Hinkleys patent bottom into onrold bedstead?,
and that they answer the purpose exceedingly
well. We consider it a bedstead that can be
kept much cleaner from insects, screwed up
firmer than any others, and recommend them
to the public.
Lew into WD, April 20,1850 —if
O I \\ ITHSTA.NOI.VG all the puffiugar.d
A.a blowing, printing and boring of others, it
has been candidly acknowledged, bv the best o'l
judges, that JOHN A. STERETT, take his
stock all through,
Sells his Goods CHEAPER
than anif Store ever did in
Mifflin County,
And why Because he is a first rate judge of
goods, with long experience, and buys strictly
for cask, at the rate of one hundred cents to
the dollar, with five per cent. of. He is just
: now opening a very large stock of
Of the Newest Styles and Lowest Prices.
For the LADIES, he has the best of
MTO m hMMMia
From 12 ; to 25 Cents per Yard.
And, by the way, the handsomest levy LAWNS
ever before offered.
, GINGHAMS at 12£ cents and upwards that
: can't be equalled.
.MOUSELINES DE LAINE in endless variety
and very cheap.
Superior Tissue SIEKS and BAREGES from
51 to 37J cents that can't be beat.
Cords and Stacks of CALICOES from 4 cents
to 121, His tip Calicoes are the handsomest
and best ever sold in Lewistown.
! LINEN LUSTRES at 124 to 18$ cents —and in
short every kind of DRY&S G OODS of liif
Cheapest and ltcst.
For the GENTLEMEN he has a very large
and fresh stock ot
Testings, Cravats, stocks, Ac.
which for variety, style ar.d cheapness, DOOM
will attempt to surpass. He has also a large
and varied assortment of
MADE UP C 1,0 Til I NC>
consisting of every variety ol COATS for m?a
and boya, with PANTS aiid VESTS to suit.
| Coats from !!l to §7; Pants from 50 cents to
i No other dealer shall undersell him in th * lf
any other article.
He will sell as cheap as the cheapest for <
,"ot every kiu(l boat quality, at the lowest price?
i Call aud see, and then judge tor your?en< -
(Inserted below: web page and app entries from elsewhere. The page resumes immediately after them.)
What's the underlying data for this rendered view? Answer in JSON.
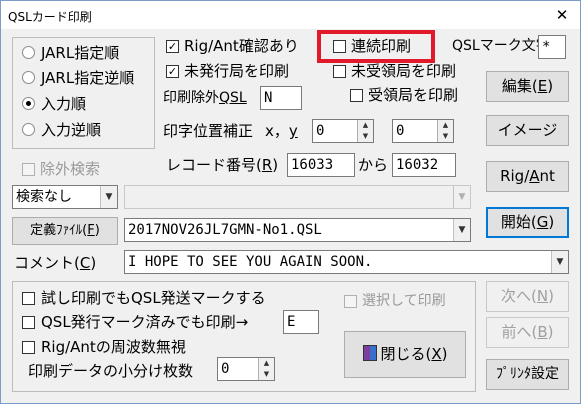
{
  "window": {
    "title": "QSLカード印刷",
    "close": "✕"
  },
  "sort_options": [
    {
      "label": "JARL指定順",
      "selected": false
    },
    {
      "label": "JARL指定逆順",
      "selected": false
    },
    {
      "label": "入力順",
      "selected": true
    },
    {
      "label": "入力逆順",
      "selected": false
    }
  ],
  "checks": {
    "rig_ant_confirm": {
      "label": "Rig/Ant確認あり",
      "checked": true
    },
    "print_unissued": {
      "label": "未発行局を印刷",
      "checked": true
    },
    "continuous_print": {
      "label": "連続印刷",
      "checked": false
    },
    "print_unreceived": {
      "label": "未受領局を印刷",
      "checked": false
    },
    "print_received": {
      "label": "受領局を印刷",
      "checked": false
    },
    "exclude_search": {
      "label": "除外検索",
      "checked": false
    },
    "test_print_mark": {
      "label": "試し印刷でもQSL発送マークする",
      "checked": false
    },
    "print_even_if_marked": {
      "label": "QSL発行マーク済みでも印刷→",
      "checked": false
    },
    "ignore_rig_ant_freq": {
      "label": "Rig/Antの周波数無視",
      "checked": false
    },
    "select_print": {
      "label": "選択して印刷",
      "checked": false
    }
  },
  "qsl_mark": {
    "label": "QSLマーク文字",
    "value": "*"
  },
  "exclude_qsl": {
    "label_prefix": "印刷除外",
    "label_underlined": "QSL",
    "value": "N"
  },
  "print_offset": {
    "label": "印字位置補正",
    "axis_label": "x，",
    "axis_y": "y",
    "x_value": "0",
    "y_value": "0"
  },
  "record_no": {
    "label": "レコード番号(",
    "hotkey": "R",
    "label_suffix": ")",
    "from_value": "16033",
    "middle": "から",
    "to_value": "16032"
  },
  "search": {
    "selected": "検索なし",
    "query": ""
  },
  "definition": {
    "button_prefix": "定義ﾌｧｲﾙ(",
    "hotkey": "F",
    "button_suffix": ")",
    "file": "2017NOV26JL7GMN-No1.QSL"
  },
  "comment": {
    "label_prefix": "コメント(",
    "hotkey": "C",
    "label_suffix": ")",
    "value": "I HOPE TO SEE YOU AGAIN SOON."
  },
  "print_mark_value": "E",
  "split_count": {
    "label": "印刷データの小分け枚数",
    "value": "0"
  },
  "buttons": {
    "edit": {
      "prefix": "編集(",
      "hotkey": "E",
      "suffix": ")"
    },
    "image": {
      "label": "イメージ"
    },
    "rig_ant": {
      "prefix": "Rig/",
      "hotkey": "A",
      "suffix": "nt"
    },
    "start": {
      "prefix": "開始(",
      "hotkey": "G",
      "suffix": ")"
    },
    "next": {
      "prefix": "次へ(",
      "hotkey": "N",
      "suffix": ")"
    },
    "prev": {
      "prefix": "前へ(",
      "hotkey": "B",
      "suffix": ")"
    },
    "close": {
      "prefix": "閉じる(",
      "hotkey": "X",
      "suffix": ")"
    },
    "printer_setup": {
      "label": "ﾌﾟﾘﾝﾀ設定"
    }
  },
  "colors": {
    "highlight": "#e0192b",
    "default_button_border": "#0078d7",
    "window_bg": "#f0f0f0"
  }
}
What is "aid here i? meant, as you will find-
I evytslpwn, April 26, 1650—1t
N. B—A very handsome CAR RI AG K.nt >u
toy one <r ivyo horses. wdl be sold a bargain